Unlike dozens of other players who changed NFL addresses over a busy weekend of roster shuffling, D.J. Ware didn't have his new destination determined for him. As a vested veteran with five accrued seasons under his belt, he wasn't subject to the waiver system. After being released by the New York Giants on Friday, he could see which teams around the NFL might be interested in his services – if more than one came calling – and then choose the situation that was best for him.
Ware did, in fact, draw interest from multiply teams after his release. He chose the Tampa Bay Buccaneers, and on Monday he had his first practice with his new team as on-field preparations began for Sunday's season opener against the Carolina Panthers.
After the workout, Ware stood in the locker room at One Buccaneer place among his teammates, looking happy, if slightly weary after an unexpectedly hectic weekend.
"It was kind of frustrating at the beginning, but when doors close, another one opens," said Ware of his release from the Giants, for whom he had filled an increasingly large role in the backfield over the last three years. "The Bucs brought me in and I felt wanted, I felt needed. I'm just here to help out, and anything I can do I'm willing to do."
Tampa Bay had the perfect representative to reach out to Ware, as their new offensive coordinator, Mike Sullivan, made the same move from New York to Florida earlier in the year. Sullivan had been on the Giants' offensive staff for the previous eight years, coaching the receivers for six seasons and the quarterbacks for the last two. Ware said he missed Sullivan this offseason after the coach's departure, and a chance to reunite with him, especially now that he's the play-caller, helped him make his decision to come to Tampa.
"He believes in me and I believe in him," said Ware. "It's just one of those things where it's like a brotherhood, so I just want to go out there and work and help him out. I know he's ready.
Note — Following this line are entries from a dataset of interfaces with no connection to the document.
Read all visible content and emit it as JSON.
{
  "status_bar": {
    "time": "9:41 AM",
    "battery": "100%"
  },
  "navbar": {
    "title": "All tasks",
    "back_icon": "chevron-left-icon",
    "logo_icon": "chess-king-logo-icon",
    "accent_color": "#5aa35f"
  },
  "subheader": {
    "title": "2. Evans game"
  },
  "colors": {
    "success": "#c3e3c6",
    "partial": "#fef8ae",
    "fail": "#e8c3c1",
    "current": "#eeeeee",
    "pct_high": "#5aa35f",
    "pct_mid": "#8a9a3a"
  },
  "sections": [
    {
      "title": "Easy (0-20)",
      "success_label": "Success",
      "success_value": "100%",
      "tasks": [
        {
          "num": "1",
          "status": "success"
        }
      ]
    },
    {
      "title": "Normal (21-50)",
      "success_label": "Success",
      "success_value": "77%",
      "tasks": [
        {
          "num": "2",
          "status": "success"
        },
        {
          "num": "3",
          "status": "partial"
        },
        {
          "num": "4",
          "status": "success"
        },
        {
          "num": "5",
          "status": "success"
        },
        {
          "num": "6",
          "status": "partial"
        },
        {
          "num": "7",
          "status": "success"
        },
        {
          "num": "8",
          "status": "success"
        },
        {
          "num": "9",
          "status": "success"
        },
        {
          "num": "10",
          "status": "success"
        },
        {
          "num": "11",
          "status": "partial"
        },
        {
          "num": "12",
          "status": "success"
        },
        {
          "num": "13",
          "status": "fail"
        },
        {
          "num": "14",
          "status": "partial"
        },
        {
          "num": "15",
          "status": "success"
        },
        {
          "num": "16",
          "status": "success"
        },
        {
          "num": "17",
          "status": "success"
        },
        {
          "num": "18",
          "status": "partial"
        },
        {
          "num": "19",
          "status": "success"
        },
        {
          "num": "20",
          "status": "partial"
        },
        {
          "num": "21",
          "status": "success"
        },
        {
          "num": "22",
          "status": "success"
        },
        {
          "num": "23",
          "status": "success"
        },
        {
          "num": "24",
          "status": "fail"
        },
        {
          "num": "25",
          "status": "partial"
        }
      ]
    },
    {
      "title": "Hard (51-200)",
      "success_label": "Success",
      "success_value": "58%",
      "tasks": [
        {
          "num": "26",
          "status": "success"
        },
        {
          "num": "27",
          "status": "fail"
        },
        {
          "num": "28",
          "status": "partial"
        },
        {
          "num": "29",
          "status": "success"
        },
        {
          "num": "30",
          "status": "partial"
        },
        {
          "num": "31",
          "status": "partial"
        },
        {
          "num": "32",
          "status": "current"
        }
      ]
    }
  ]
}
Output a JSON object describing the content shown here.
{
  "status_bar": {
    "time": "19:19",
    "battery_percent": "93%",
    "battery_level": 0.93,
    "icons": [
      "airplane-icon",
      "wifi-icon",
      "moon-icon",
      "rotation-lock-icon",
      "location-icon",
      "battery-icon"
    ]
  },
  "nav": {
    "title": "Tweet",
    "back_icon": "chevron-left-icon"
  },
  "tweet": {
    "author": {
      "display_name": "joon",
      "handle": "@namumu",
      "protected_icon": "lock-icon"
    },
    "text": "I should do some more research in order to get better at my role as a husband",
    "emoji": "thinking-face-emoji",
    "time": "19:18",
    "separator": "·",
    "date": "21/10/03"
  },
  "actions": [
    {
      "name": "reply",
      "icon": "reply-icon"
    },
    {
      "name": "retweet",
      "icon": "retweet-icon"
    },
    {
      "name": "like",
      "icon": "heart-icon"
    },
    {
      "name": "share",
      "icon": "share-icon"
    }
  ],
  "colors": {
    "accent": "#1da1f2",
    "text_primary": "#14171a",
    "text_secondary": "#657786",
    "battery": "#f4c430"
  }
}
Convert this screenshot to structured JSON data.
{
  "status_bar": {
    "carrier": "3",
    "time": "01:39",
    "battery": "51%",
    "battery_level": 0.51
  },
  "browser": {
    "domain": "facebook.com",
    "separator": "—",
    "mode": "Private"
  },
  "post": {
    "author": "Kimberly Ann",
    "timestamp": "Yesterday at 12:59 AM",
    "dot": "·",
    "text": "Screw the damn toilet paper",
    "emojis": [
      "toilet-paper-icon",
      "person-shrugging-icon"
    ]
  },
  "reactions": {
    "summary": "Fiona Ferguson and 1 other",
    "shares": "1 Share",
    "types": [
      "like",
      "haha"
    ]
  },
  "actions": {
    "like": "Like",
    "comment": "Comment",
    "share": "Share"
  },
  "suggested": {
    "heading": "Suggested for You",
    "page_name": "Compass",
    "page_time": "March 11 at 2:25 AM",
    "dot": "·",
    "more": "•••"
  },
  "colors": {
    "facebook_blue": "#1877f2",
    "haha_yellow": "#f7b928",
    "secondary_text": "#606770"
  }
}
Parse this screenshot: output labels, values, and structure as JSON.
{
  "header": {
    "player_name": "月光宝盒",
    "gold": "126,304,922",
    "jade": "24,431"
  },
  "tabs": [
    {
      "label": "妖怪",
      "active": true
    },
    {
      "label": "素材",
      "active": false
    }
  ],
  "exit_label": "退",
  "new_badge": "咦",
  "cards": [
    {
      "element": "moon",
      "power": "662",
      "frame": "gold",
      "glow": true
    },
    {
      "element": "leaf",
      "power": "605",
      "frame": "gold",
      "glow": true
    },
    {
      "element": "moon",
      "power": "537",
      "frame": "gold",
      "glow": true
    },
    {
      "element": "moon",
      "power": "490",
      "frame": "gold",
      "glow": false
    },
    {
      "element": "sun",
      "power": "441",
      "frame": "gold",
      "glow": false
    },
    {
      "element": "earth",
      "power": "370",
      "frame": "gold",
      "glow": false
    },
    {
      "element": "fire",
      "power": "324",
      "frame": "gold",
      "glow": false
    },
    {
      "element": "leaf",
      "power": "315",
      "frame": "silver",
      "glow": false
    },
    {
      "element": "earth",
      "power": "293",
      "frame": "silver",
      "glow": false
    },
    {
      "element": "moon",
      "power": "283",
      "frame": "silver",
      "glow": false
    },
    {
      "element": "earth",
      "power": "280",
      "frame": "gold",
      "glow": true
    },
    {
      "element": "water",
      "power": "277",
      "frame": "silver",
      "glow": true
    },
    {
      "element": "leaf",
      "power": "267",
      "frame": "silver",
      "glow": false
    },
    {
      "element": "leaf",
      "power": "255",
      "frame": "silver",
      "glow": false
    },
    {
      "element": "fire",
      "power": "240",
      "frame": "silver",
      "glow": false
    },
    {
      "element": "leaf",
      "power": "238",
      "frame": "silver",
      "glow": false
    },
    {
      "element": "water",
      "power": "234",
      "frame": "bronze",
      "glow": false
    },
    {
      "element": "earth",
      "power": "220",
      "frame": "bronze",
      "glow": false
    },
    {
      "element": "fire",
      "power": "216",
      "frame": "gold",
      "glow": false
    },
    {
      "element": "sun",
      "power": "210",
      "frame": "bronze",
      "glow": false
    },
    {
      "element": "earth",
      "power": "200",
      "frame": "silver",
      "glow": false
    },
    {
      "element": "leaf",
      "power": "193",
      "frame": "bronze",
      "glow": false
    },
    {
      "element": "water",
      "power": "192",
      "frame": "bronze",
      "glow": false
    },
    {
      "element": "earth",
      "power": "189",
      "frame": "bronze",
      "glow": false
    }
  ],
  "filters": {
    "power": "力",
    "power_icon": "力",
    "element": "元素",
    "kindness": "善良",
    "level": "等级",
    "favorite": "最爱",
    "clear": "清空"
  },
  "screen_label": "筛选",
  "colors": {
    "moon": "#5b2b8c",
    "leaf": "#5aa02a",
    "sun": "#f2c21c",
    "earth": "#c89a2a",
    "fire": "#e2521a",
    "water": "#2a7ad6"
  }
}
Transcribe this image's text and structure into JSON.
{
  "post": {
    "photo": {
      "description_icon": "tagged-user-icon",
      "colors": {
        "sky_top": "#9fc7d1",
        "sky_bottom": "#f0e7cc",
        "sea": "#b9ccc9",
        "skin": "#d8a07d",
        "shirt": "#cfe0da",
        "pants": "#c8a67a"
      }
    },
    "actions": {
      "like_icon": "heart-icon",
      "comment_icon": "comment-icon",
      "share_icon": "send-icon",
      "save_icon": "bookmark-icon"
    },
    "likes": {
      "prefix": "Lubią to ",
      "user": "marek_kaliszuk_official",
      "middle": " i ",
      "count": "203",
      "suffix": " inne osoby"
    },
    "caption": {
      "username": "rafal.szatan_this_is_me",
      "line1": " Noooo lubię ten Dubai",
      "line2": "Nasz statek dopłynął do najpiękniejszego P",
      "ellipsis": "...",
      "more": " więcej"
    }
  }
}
He's been itching for it and I think he deserves it. I put all my trust in him and I know he's going to make the right calls at the right time."
It may take a little time for Sullivan and the rest of the Bucs' staff to define the most productive role for Ware, but he could help right away as a pass-catcher out of the backfield. Ware, who also has good size (6-0, 225) to provide protection for Buccaneer quarterbacks on passing downs, had a career-high 27 receptions for the Super Bowl champion Giants last year.
"First and foremost, I think he can be a third-down back," said Head Coach Greg Schiano. "He's done that in this league effectively. That would be nice to start there, but carrying the football we will have to see. I've said all along there are only so many touches and those touches are earned. Although he doesn't have those here, he has them in this league so I think we just have to see how he fits in in this environment."